CHS: Thicker Than Blood is about race in America today, but it is also about family structure, family secrets, self-identity, adoption, and single motherhood—even motherhood in general. How did you decide, or why did you decide, to create the sub-plot of secrets? And why did you want Andrea to be a single mother?
JEL: The secrets came first and they had to do with the hidden identity that accompanies an adoptee through life. Originally, I had Andrea married to a man with whom she had significant conflict over parenting issues. Over time, he became a boyfriend, not a husband, and he stepped to the background. I think I made her a single mother because I wanted to raise the stakes for her by making her have to shoulder the responsibility alone. And I wanted the central relationship to be between Andrea and Pearl and for everyone else to be secondary.
CHS: Your novel addresses people’s assumptions, about who they are and what they need. For instance, Andrea has little support from family or community after adopting Pearl. Are no resources available for parents post-adoption or did Andrea assume, given her experience as a social worker, that she would not need them?
JEL: I think that Andrea feels she has the tools she needs. She’s a bit of a loner. She’s not close to her mother or sister, but she has a best friend, Freya, whom she leans on for emotional support and advice about parenting. Before Pearl, she’s avoided permanent commitments. She is a person who’s very cautious about whom she lets into her life. I suppose I could have included more institutional support for her, but I wanted her to feel, rightly or wrongly, that she’s on her own.
CHS: What do you want your readers to walk away with, after reading the novel?
JEL: I want this novel to highlight the challenges any parent, mother or father, biological or adopted, faces in raising a child. I want readers to see that this is a unique relationship, but that there are universal aspects of the mother-daughter bond. And I hope it’s not just mother-daughter. Or just about adoption.
CHS: What’s next?
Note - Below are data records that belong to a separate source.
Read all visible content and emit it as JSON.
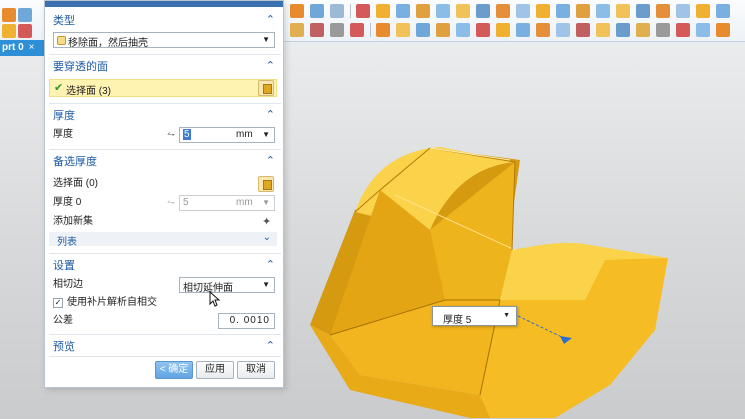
{
  "document_tab": {
    "label": "prt 0",
    "close": "×"
  },
  "dialog": {
    "type_section": {
      "title": "类型",
      "value": "移除面，然后抽壳"
    },
    "faces_section": {
      "title": "要穿透的面",
      "selected": "选择面 (3)"
    },
    "thickness_section": {
      "title": "厚度",
      "label": "厚度",
      "value": "5",
      "unit": "mm"
    },
    "alt_thickness_section": {
      "title": "备选厚度",
      "select_label": "选择面 (0)",
      "thickness_label": "厚度 0",
      "thickness_value": "5",
      "unit": "mm",
      "add_set_label": "添加新集",
      "list_label": "列表"
    },
    "settings_section": {
      "title": "设置",
      "tangent_label": "相切边",
      "tangent_value": "相切延伸面",
      "checkbox_label": "使用补片解析自相交",
      "checkbox_checked": true,
      "tolerance_label": "公差",
      "tolerance_value": "0. 0010"
    },
    "preview_section": {
      "title": "预览"
    },
    "buttons": {
      "ok": "< 确定 >",
      "apply": "应用",
      "cancel": "取消"
    }
  },
  "dimension_box": {
    "label": "厚度",
    "value": "5"
  },
  "colors": {
    "accent": "#1d5aa6",
    "selection_highlight": "#fff3b2",
    "model_yellow": "#f5b820",
    "model_dark": "#d6960c"
  }
}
JEL: I’m working on a novel from two points of view involving women who come from the same rural college town but who have very different experiences. One grows up on a farm and marries her high school sweetheart, who’s in the military. The other one is a faculty child who rebels and leaves home after a series of bad decisions. Their lives intersect through a shared history that I won’t reveal here. I know a lot about small-town college life. I need to do research on homeschooling, the anti-vaxxer movement, and the lives of Iraq War widows. What’s amazing to me is that I thought I’d used up in the first book all the possible material inspired, admittedly broadly, from my life and family, but I find I have a whole new cache of memories to draw on to inspire new characters and situations. I also love creating a character whose life has been very different from mine. It’s the juxtaposition of familiar and unfamiliar that creates a dynamic energy that propels the story for me.